  • Published
  • By Airman 1st Class Alysa Calvarese
  • 1st Special Operations Wing

It was the middle of June in Florida, the air was humid and the silence of the hospital waiting room clung to the air, its invisible arms providing a fragile shield of solace amidst the uncertainty.

As I sat waiting on the results of my father’s brain biopsy, my siblings sat next to me, not saying a word. After a while my mother walked over to us and with tears running down her face, she explained that my father’s tumor was malignant.

My father was diagnosed with a Glioblastoma stage-four brain tumor, known as the most aggressive glioma a person can have. On average, patients diagnosed with glioblastoma have a survival time of 12-18 months. However, the chances of surviving beyond one year are only 25%, and the probability of surpassing the five-year mark is merely 5%. The disease often proves fatal to those who are diagnosed with it.

My dad was not the epitome of health, but he had always been a very active person, whether he was gardening, fixing random objects or doing one of many handyman projects around the house. He was strong, capable and smart. I would have never imagined the label “cancer patient” would apply to my father, but who could?

To make matters worse, at the time I was stationed 2,000 miles away at Minot Air Force Base, Nd. My family, who resides in Pensacola, Fla., could only call to give me updates on procedures, doctor appointments and most importantly how my father was doing.

Although I had the chance to visit home for a short period of time during part of this discovery, I still felt as though I was so far away from my father during this difficult time for my family.

That’s when I decided to look into possible programs that could allow me to be closer to home. I had no idea that a program may exist, but I thought to myself, “there has to be something for someone in my shoes.”

I was overcome with joy when I realized that there was indeed a program.

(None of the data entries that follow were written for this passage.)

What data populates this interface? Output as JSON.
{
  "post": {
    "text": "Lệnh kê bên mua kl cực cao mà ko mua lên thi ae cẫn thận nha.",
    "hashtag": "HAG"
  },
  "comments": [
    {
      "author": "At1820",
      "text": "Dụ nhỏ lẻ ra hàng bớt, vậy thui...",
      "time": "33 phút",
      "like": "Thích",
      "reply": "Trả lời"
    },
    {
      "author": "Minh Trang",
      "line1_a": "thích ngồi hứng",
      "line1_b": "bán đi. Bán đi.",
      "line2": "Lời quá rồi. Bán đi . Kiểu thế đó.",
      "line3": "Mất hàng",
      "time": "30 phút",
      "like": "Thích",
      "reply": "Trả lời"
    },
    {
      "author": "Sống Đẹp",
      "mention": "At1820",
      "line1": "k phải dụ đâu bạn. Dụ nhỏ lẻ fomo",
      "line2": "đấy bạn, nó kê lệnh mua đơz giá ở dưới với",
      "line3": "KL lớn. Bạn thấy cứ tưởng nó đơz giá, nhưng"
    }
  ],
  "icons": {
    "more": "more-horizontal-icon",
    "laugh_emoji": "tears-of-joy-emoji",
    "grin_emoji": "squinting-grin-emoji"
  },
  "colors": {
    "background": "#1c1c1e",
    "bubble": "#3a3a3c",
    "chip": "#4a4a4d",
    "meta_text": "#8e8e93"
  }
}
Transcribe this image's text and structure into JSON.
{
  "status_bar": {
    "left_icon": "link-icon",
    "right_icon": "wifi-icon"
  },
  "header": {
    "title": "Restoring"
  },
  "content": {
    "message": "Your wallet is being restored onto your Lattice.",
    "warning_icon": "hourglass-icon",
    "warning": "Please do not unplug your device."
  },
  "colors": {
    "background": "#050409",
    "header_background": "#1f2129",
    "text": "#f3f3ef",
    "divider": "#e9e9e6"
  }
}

“The Humanitarian Reassignment and Deferment Program assists active-duty Airmen in resolving severe, short-term problems involving a family member while Airmen continue to meet the needs of the Air Force,” stated Kat Bailey, Air Force’s Personnel Center Public Affairs personnel.

Airmen can apply for the program for a host of reasons, including, the death or sexual assault of an immediate family member, a financial hardship, or other challenging situations an Airman may face.

I immediately began researching as much as possible about the program, and filling out the proper form to submit my request so that I could be closer to my father.

Once the form was submitted to the Air Force Personnel Center, all I could do was wait to see whether my request would be approved or denied. It took approximately one month for my application to be processed, reviewed and approved.

I soon found out I would be reassigned to Hurlburt Field, Fla., about one hour away from Pensacola.

When I relayed the news to my parents, they were beyond happy, and I was so incredibly grateful to have the opportunity to support and spend more time with my father.

Since the discovery of my father's illness, we have reached the 12-month mark of his prognosis. As of now, considering everything, my father is doing well. He still does the little things in life that make him happy, such as watching his favorite Sci-Fi shows, taking on small household projects and most importantly spending time with family.

Being able to experience the joys in life with my father has made this time all the more special. All thanks to the Air Force for having compassion for Airmen and families in a time of need.

While there are still challenges my family faces due to my father’s illness, this experience has made it a little easier for my family.

If you are going through an unimaginable ordeal, whether it involves a parent or child, you can look into the Humanitarian Reassignment and Deferment Program to see if you may qualify.

It could make a world of difference for you and your family, just as it has for me.